Ituri, Democratic Republic of Congo-DRC (November 10, 2021) --The Ituri Forest in Eastern DRC, anchored by the vast Okapi Wildlife Reserve, is home to a wildly diverse range of animals including okapi, forest elephants, 17 species of primates, leopards, bongo antelope and a variety of birds and insects. Its forests face increasing pressure of deforestation from, among other factors, shifting cultivation agriculture both outside and inside the reserve and a growing human population. The area shows great potential to sustainably develop cocoa farming as a source of local revenue for communities living in the periphery of the Okapi Wildlife Reserve, but it is critical to ensure this does not further degrade or damage primary forests.
Today, partners launched the Positioning Shade-Grown Cocoa to Improve Conservation and Rural Livelihoods project to protect a critical piece of the world’s second-largest rainforest from deforestation due to cocoa agriculture.

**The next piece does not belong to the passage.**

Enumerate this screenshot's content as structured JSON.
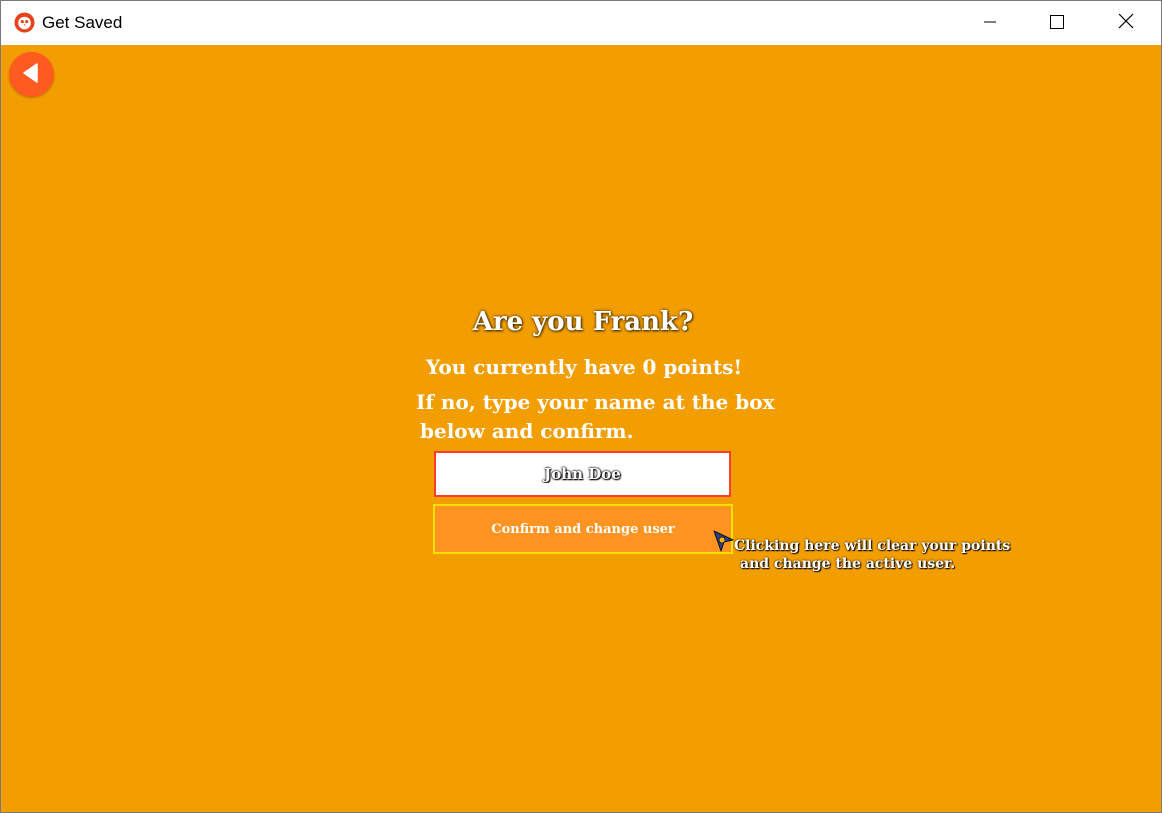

The University of California, Los Angeles (UCLA), the International Institute for Tropical Agriculture (IITA), Rikolto, and Wildlife Conservation Society (WCS) are partnering with United States Agency for International Development (USAID) and the David and Lucile Packard Foundation to sustain human communities in Eastern DRC and the ecosystems they rely on.
The goal of the project is to create economic opportunities that provide sufficient income for farmers without loss of primary forests.